Perhaps you need to get some work done or get a few minutes of peace, and you’ve got kids looking to you to keep them entertained. There is nothing fun about Spring Break or extra days off when kids are bored, right? If your kids are missing school, you’re right to be worried about what they might be losing with school out. Luckily, there are many great ways to make time at home educational and fun, too. Here are some of my best tips for keeping your kid educated and entertained at home.
Start with a Schedule
While you may be able to get away with more flexibility in your adult life, kids will do better with a schedule than having endless free hours. They’re used to it at least. This will also reduce fights over when screen time is, and keep your children from asking what’s next. I’m loving this schedule that went viral last week.
Schedule Guided and Project Based Learning Time Every Day
For Guided Learning:
ABC Mouse has a full online core curriculum for children ages 2 through 8.
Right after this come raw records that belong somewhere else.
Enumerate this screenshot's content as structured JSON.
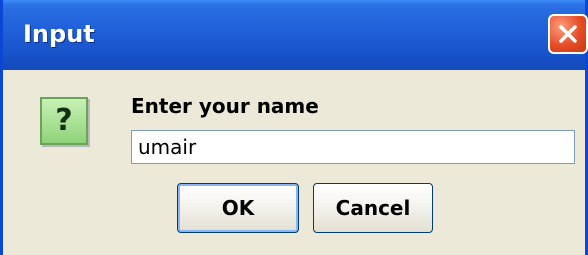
{
  "window": {
    "title": "Input"
  },
  "dialog": {
    "icon": "question-icon",
    "icon_glyph": "?",
    "prompt": "Enter your name",
    "input_value": "umair",
    "ok_label": "OK",
    "cancel_label": "Cancel"
  },
  "colors": {
    "titlebar": "#1f5fd8",
    "close_button": "#e44d26",
    "dialog_bg": "#ece9d8",
    "icon_bg": "#8fd27a"
  }
}
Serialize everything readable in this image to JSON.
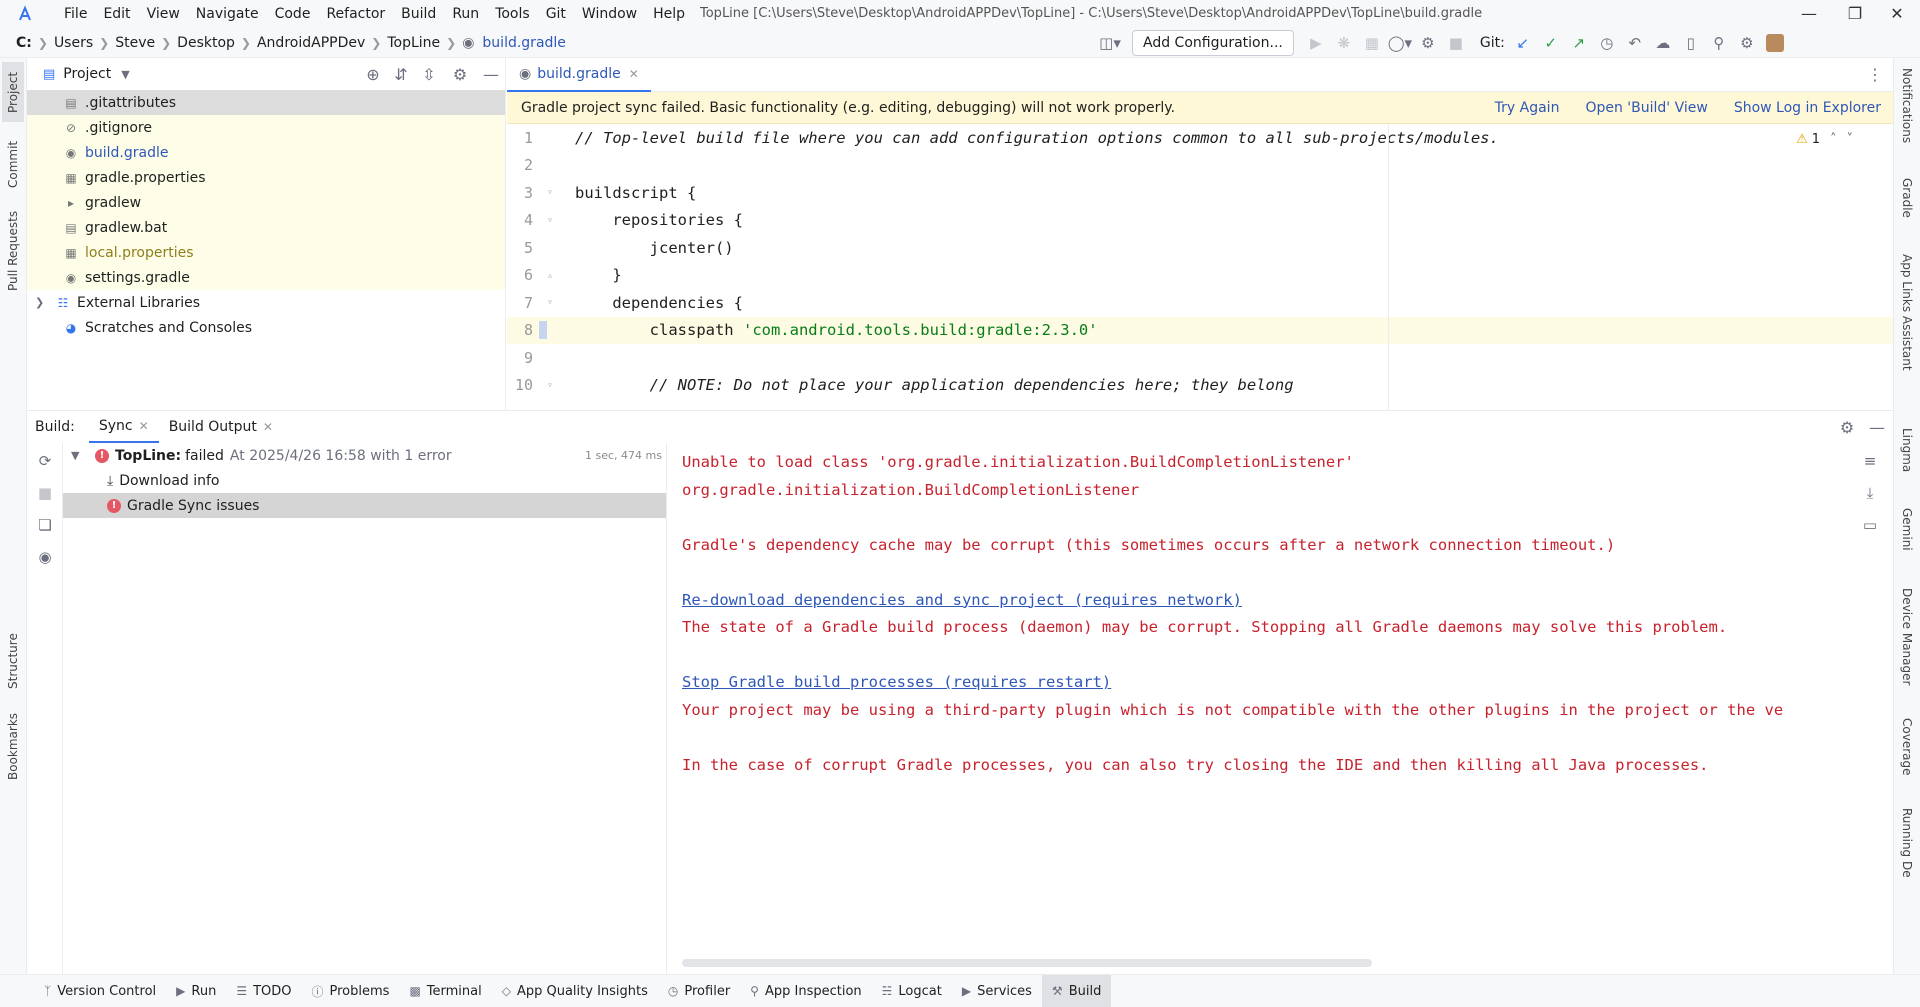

Scholastic is currently offeringfree Learn at Home lessons, featuring day-by-day projects to help kids continue reading, thinking and growing. Just choose a grade level starting from pre-k and kindergarten and going past students ages six and older.
For Project Based Learning:
Udemy offers online courses of all types, even for kids! Kids can learn anything from coding to drawing to yoga. This mystery writing course is taught by a National Board Certified teacher! Help your kids design a project of their own interest and give them the materials to complete it. Perhaps they would like to create their own movie or design the perfect road trip. You’ll have to guide them a little, but just the problem solving aspect will be important for their learning.
Get creative and work with their curiosity with crates from KiwiCo. Find science and tinkering, art and design and geography and culture crates for babies and toddlers all the way up to kids age 14 and up and even adults. Plus, you’ll get a 30% off KiwiCo coupon code when you sign up for the newsletter.
Maybe you can’t get to the library or a bookstore very often, but there are many online resources for ebooks and audiobooks. Audiobooks by Rakuten Kobo has books starting at $1.99. These children’s books that have just debuted this year are some of our favorites and a great starting point to find in audiobook versions.
Give your kids a few choices for independent quiet time. Provide headphones for podcasts (I recommend Pants on Fire or Tumble for kids!) or drag out a box of LEGOs to let their imaginations go wild.
If you can, schedule time to get outside every day for a long walk or a trail for riding bikes. This will be as good for you as for your kids. If you’re restricted by the weather or otherwise, search YouTube dance videos (even if you can’t dance) or yoga videos (even if you aren’t flexible).
Art and Music
Don’t forget the arts. Here’s a list of 80 art projects for kids including Fairy Wands and Robot Faces (and you can get supplies Blick and Michaels). Kiwi Crate offers plenty of art and music boxed projects that can be mailed to you, like this one, and, at the time of writing, you can get 7.5% Cash Back with Rakuten!
Chores and Daily Routine Activities
Even if you have a very little one, simply talking through a chore as you do it, essentially modeling for your child, can add to their vocabulary as they learn to mimic you. Ask your children to help you complete chores and assign independent ones during a designated time each day. Meal planning and preparation can be the perfect project for your kids, and we love these recipes for money-saving healthy kids’ snacks!
After all is said and done, kids need to let their imaginations roam free and have fun. These little balls of energy appreciate little more than having a great time. Check out these fun staycation ideas for a good time all around.
Let your kids know when and how they can interrupt you if you’re working, and how you’ll guide them through the schedule of the day. Every evening you can do some planning together for what is happening the next day and let them give you a recap of their projects and discoveries.
Mariko is a high school English teacher who has three children, illegible handwriting and an obsession with mail-order artisan ice cream. She lives in Hawaii, but she makes a point to eat her way through big cities as often as she can.